= Task objective =
Would you give all of the records again, exactly as they read?

= Provided entries =
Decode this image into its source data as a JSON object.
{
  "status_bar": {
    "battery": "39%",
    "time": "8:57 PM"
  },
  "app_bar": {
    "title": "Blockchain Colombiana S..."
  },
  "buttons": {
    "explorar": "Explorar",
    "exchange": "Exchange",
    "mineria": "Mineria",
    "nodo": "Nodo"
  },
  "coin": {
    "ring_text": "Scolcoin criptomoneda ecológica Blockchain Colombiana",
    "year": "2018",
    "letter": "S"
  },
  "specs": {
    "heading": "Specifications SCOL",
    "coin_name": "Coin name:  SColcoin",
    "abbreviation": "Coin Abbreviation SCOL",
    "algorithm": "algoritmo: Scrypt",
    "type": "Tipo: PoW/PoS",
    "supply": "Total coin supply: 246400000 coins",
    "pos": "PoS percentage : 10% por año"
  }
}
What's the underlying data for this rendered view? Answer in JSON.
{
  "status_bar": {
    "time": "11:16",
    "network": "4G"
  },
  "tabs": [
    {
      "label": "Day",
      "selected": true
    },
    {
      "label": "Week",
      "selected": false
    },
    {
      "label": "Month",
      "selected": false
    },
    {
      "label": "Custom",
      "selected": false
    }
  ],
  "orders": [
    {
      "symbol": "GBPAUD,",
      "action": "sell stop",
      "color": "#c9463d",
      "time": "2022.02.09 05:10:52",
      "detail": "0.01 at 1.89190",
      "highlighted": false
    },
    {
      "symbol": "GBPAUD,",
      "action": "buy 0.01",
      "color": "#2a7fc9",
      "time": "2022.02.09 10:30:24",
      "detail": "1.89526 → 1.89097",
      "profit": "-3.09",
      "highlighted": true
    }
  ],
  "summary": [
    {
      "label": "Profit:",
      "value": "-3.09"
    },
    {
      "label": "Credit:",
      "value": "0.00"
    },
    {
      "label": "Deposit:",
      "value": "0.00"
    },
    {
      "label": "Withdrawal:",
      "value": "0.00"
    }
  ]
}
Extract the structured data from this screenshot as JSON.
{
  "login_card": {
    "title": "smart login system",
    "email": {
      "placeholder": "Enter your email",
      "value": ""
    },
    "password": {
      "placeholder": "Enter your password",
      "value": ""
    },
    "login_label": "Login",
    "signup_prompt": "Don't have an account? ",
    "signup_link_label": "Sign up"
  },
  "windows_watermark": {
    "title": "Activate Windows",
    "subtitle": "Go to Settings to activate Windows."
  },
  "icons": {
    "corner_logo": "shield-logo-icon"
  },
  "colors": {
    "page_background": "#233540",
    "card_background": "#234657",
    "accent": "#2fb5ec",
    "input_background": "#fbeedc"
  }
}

= Exercise answer =
Decode this image into its source data as a JSON object.
{
  "status_bar": {
    "battery": "39%",
    "time": "8:57 PM"
  },
  "app_bar": {
    "title": "Blockchain Colombiana S..."
  },
  "buttons": {
    "explorar": "Explorar",
    "exchange": "Exchange",
    "mineria": "Mineria",
    "nodo": "Nodo"
  },
  "coin": {
    "ring_text": "Scolcoin criptomoneda ecológica Blockchain Colombiana",
    "year": "2018",
    "letter": "S"
  },
  "specs": {
    "heading": "Specifications SCOL",
    "coin_name": "Coin name:  SColcoin",
    "abbreviation": "Coin Abbreviation SCOL",
    "algorithm": "algoritmo: Scrypt",
    "type": "Tipo: PoW/PoS",
    "supply": "Total coin supply: 246400000 coins",
    "pos": "PoS percentage : 10% por año"
  }
}
What's the underlying data for this rendered view? Answer in JSON.
{
  "status_bar": {
    "time": "11:16",
    "network": "4G"
  },
  "tabs": [
    {
      "label": "Day",
      "selected": true
    },
    {
      "label": "Week",
      "selected": false
    },
    {
      "label": "Month",
      "selected": false
    },
    {
      "label": "Custom",
      "selected": false
    }
  ],
  "orders": [
    {
      "symbol": "GBPAUD,",
      "action": "sell stop",
      "color": "#c9463d",
      "time": "2022.02.09 05:10:52",
      "detail": "0.01 at 1.89190",
      "highlighted": false
    },
    {
      "symbol": "GBPAUD,",
      "action": "buy 0.01",
      "color": "#2a7fc9",
      "time": "2022.02.09 10:30:24",
      "detail": "1.89526 → 1.89097",
      "profit": "-3.09",
      "highlighted": true
    }
  ],
  "summary": [
    {
      "label": "Profit:",
      "value": "-3.09"
    },
    {
      "label": "Credit:",
      "value": "0.00"
    },
    {
      "label": "Deposit:",
      "value": "0.00"
    },
    {
      "label": "Withdrawal:",
      "value": "0.00"
    }
  ]
}
Extract the structured data from this screenshot as JSON.
{
  "login_card": {
    "title": "smart login system",
    "email": {
      "placeholder": "Enter your email",
      "value": ""
    },
    "password": {
      "placeholder": "Enter your password",
      "value": ""
    },
    "login_label": "Login",
    "signup_prompt": "Don't have an account? ",
    "signup_link_label": "Sign up"
  },
  "windows_watermark": {
    "title": "Activate Windows",
    "subtitle": "Go to Settings to activate Windows."
  },
  "icons": {
    "corner_logo": "shield-logo-icon"
  },
  "colors": {
    "page_background": "#233540",
    "card_background": "#234657",
    "accent": "#2fb5ec",
    "input_background": "#fbeedc"
  }
}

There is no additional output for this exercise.